Isn’t that setting the bar a little low?
I’m not one to quote chapter and verse often (ever), but this tidbit is too wise to ignore.
I am taking it entirely out of context here so if you want to tell me where it fits into Scripture, please feel free.
But aside from all that—yes, yes, yes.
And I’m not talking about that tangled web we weave when we lie to other people. That’s a whole other mess. I’m talking about the lies we tell ourselves—the most powerful, potent, and difficult to address lies.
Lies like, “I’m happy.”
Or, “I have a great job that I love.”
Or, “If I had a different relationship, I would be happy.”
Or, “If I do things this way, I can keep everyone happy.”
Or, “I’m OK as long as you’re OK.”
Lies, lies, lies.
Usually? Really? Usually when the miracle happens?
If miracles are usual, are they really miracles?
This is one of those squishy motivational quotes that goes around the Internet and makes people feel good, but that has no real substance at all. Scrutinize them too hard and they melt into a sticky mess, like strawberry ice cream on a hot sidewalk.

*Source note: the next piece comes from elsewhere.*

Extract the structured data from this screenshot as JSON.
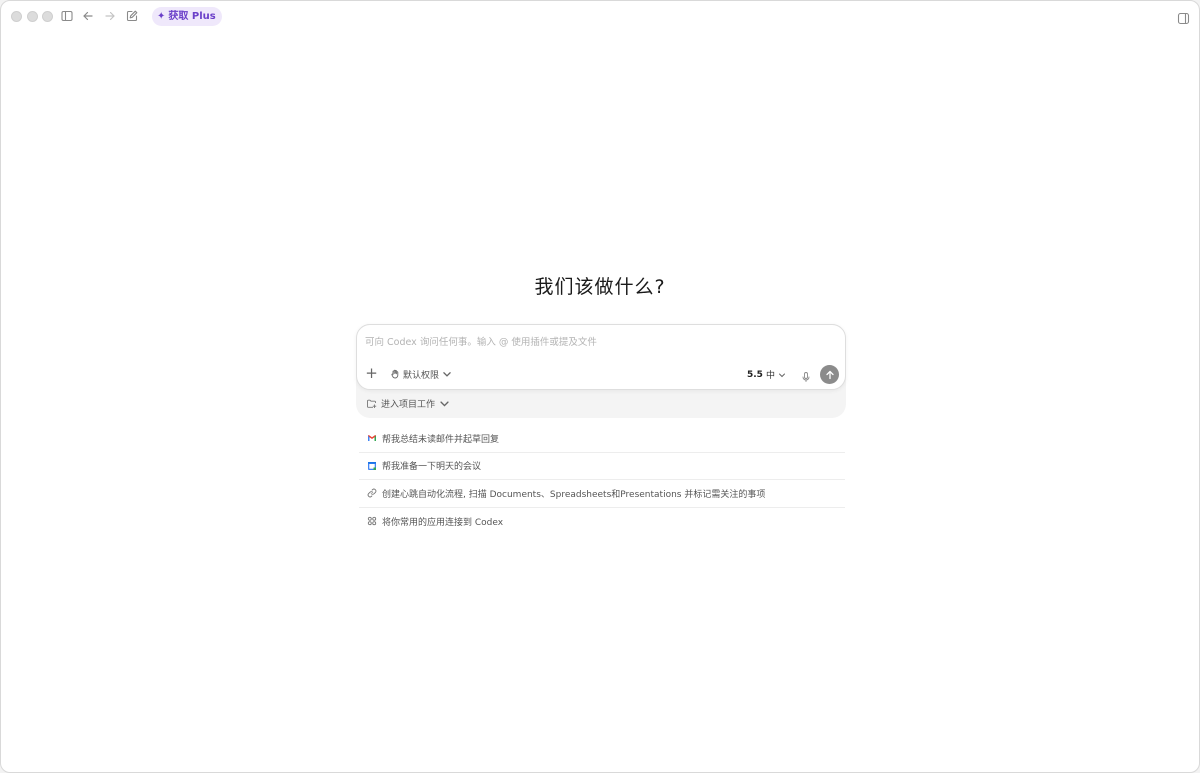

Nothing against perseverance, I’m 100 percent in favor of it. But a quote that guarantees a miracle is lying to you.
I’m taking the Internet’s word that Lucille Ball said this, although surely someone must have said it before her. I did find a similar (typically verbose) quote from Henry James: “I don’t regret a single ‘excess’ of my responsive youth—I only regret, in my chilled age, certain occasions and possibilities I didn’t embrace.”
When I last wrote about regret, the shorter sentiment was mentioned by several readers as a favorite quote to live by. I see the appeal. It’s so…active. So devil may care. So make it happen and caution to the wind.
PsychCentral asked people on their Facebook page for their favorite motivational quotes and this one came up a couple of times. I’ve never heard it before and I like it.
I tend to get frustrated with people who complain about problems without ever doing anything different to fix them. There’s a sort of wishful/magical thinking about that, as if a problem should simply respond to your discontent and solve itself because you want it to.
My frustration is actually totally uncool. Unkind. People are naturally resistant to change. Of course they would rather gripe. It’s only natural. Change is hard. Inertia is very powerful.
But is that true for everyone all the time?
I don’t know who said this first, but lots of people say it now and it annoys me every time I hear it.
I’m not a fan of magical thinking and that’s what this is—some sort of happy-voodoo, abracadabra, unicorns and rainbows, fairy dust and angels belief in preordination.
Of course, it’s a comforting belief. I get that. It makes the world feel less random, makes order of what might seem like chaos at the time.
But it’s not true. A lot of stuff happens for purely random reasons. And even religion and an omnipotent God can’t account for everything—that’s the whole premise behind the classic book of comfort, When Bad Things Happen to Good People.
Sure, some things happen for a reason, but that reason is in the past or present, not the future. And it’s not always a good reason. You drink, you drive, you wrap your car around a pole or end up in an addled-looking mug shot. It happened for a reason—you were drinking and driving—but it didn’t happen as a way to make you stop drinking and driving. It happened because you were doing something dumb.
Or you skip a class so often that you end up failing. Maybe the F inspires you to find another major because you realize that this subject bores you silly. That’s good. But you didn’t fail the class because the stars were saying you needed to change majors. You failed because you didn’t go to class.
This quote has it backwards. It’s not that everything happens for a reason. It’s that the best we can do when things happen is find a reason or a way to be OK with them. Use them to move forward. Figure out if there’s something to learn from them and take the lesson to heart. Put it into action.
Everything doesn’t happen for a reason. But if we live consciously, we can find reasons to make the best of everything that happens.
Image of magic show is available from Shutterstock.